U.S power company Exelon said on Thursday that three of its nuclear plants did not clear in the annual capacity auction of grid operator PJM and that across all of PJM, 10,643 megawatts of nuclear capacity did not clear in the auction—the largest volume of nuclear capacity ever not selected in the auction.
PJM, which operates the grid in all or part of 13 states from New Jersey to Illinois and the District of Columbia, holds annually capacity auctions to ensure enough resources for power generation. The latest auction was for the period June 1, 2021 to May 31, 2022.
Exelon’s Three Mile Island (TMI) and Dresden nuclear plants did not clear in the PJM capacity auction, and all but a small portion of its Byron nuclear plant also failed to clear, the company said today.
“TMI, Dresden and Byron are economically challenged because the way energy prices are set in PJM does not compensate them for their unique contribution to grid resiliency and their ability to produce large amounts of energy without harmful carbon and air pollution,” Exelon said, adding that it is working on solutions that could prevent the planned premature retirement of TMI in October 2019.
The PJM auction produced a price of $140/megawatt-day for most of the PJM footprint, compared to $76.53/MW-day at last year’s auction, PJM said in the auction results announcement. The higher prices were due to several factors, including continuing low energy prices, which causes generators to seek revenues in the capacity market through higher offers.
“We are seeing an ever-increasing diversity of resources,” Stu Bresler, senior vice president, Operations and Markets, said, commenting on the auction results. “If you look at renewables, there was a significant increase in wind and solar.

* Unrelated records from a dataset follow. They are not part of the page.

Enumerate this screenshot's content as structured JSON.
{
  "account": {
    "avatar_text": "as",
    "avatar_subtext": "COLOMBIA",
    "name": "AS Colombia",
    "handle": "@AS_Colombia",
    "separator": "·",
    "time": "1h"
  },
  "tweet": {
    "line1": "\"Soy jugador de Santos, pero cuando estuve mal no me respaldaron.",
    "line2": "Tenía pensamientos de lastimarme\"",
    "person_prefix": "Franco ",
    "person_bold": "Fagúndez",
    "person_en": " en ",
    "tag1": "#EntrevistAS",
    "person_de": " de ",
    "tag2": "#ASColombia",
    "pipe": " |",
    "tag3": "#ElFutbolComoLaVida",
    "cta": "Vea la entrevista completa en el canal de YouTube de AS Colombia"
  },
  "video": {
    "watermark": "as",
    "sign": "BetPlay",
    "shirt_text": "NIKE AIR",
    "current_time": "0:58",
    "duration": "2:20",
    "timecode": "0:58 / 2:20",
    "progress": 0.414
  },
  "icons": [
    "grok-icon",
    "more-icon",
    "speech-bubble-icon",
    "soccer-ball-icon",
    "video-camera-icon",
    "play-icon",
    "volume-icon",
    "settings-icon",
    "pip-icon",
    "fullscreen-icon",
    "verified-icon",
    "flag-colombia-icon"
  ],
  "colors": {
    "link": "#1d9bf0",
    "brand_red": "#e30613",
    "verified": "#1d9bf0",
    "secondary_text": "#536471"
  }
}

I was a little surprised by the amount of willing to commit as annual resources,” Bresler added.
This year’s auction cleared 500 MW more coal generation than last year’s auction; 1,000 MW more gas-fired generation than last year; and 19,900 MW of nuclear generation—about 7,400 MW less than last year’s auction.
The reduction in nuclear generation clearing the auction was not a surprise, and the drop was even less than some analysts had expected, Bresler said.